» **EXERCISE**:
Every line of the material that includes the word "پرداخت" is to be shown.

'''

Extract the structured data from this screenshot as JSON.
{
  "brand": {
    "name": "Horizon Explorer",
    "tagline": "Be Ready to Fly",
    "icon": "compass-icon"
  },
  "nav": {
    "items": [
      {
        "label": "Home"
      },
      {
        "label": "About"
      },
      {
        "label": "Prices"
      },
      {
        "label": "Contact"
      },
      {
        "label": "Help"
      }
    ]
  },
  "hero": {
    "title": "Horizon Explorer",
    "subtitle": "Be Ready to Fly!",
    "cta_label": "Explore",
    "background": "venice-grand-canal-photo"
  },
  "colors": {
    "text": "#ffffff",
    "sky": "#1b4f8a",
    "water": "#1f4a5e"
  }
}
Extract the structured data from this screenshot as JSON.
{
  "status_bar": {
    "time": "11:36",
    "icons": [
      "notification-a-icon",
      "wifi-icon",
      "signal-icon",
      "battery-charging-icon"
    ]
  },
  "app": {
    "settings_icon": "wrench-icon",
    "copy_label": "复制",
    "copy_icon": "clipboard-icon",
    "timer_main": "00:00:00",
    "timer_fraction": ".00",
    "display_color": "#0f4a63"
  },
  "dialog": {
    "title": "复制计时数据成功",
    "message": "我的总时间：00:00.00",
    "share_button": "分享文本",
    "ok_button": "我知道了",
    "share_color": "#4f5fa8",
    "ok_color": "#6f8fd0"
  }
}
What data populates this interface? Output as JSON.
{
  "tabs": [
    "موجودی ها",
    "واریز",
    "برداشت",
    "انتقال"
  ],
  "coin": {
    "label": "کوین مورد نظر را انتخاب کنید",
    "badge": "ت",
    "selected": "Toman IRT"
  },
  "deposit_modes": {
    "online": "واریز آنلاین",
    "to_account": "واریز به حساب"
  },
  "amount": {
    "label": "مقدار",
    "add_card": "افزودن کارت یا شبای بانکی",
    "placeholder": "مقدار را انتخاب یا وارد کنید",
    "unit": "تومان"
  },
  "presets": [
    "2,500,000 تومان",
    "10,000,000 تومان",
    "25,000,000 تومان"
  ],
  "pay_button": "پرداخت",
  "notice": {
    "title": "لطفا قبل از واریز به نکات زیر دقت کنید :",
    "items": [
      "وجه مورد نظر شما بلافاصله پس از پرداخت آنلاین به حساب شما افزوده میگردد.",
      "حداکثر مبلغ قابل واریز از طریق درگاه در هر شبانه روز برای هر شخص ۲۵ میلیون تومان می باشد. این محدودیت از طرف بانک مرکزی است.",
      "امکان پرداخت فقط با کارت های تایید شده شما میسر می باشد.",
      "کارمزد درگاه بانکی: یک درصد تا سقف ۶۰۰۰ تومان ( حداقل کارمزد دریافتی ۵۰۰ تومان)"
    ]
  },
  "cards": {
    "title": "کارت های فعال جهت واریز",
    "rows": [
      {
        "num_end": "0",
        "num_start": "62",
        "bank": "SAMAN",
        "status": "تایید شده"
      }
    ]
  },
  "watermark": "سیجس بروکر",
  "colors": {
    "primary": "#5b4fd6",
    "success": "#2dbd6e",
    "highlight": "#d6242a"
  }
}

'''

» **RESULT**:
  "pay_button": "پرداخت",
      "وجه مورد نظر شما بلافاصله پس از پرداخت آنلاین به حساب شما افزوده میگردد.",
      "امکان پرداخت فقط با کارت های تایید شده شما میسر می باشد.",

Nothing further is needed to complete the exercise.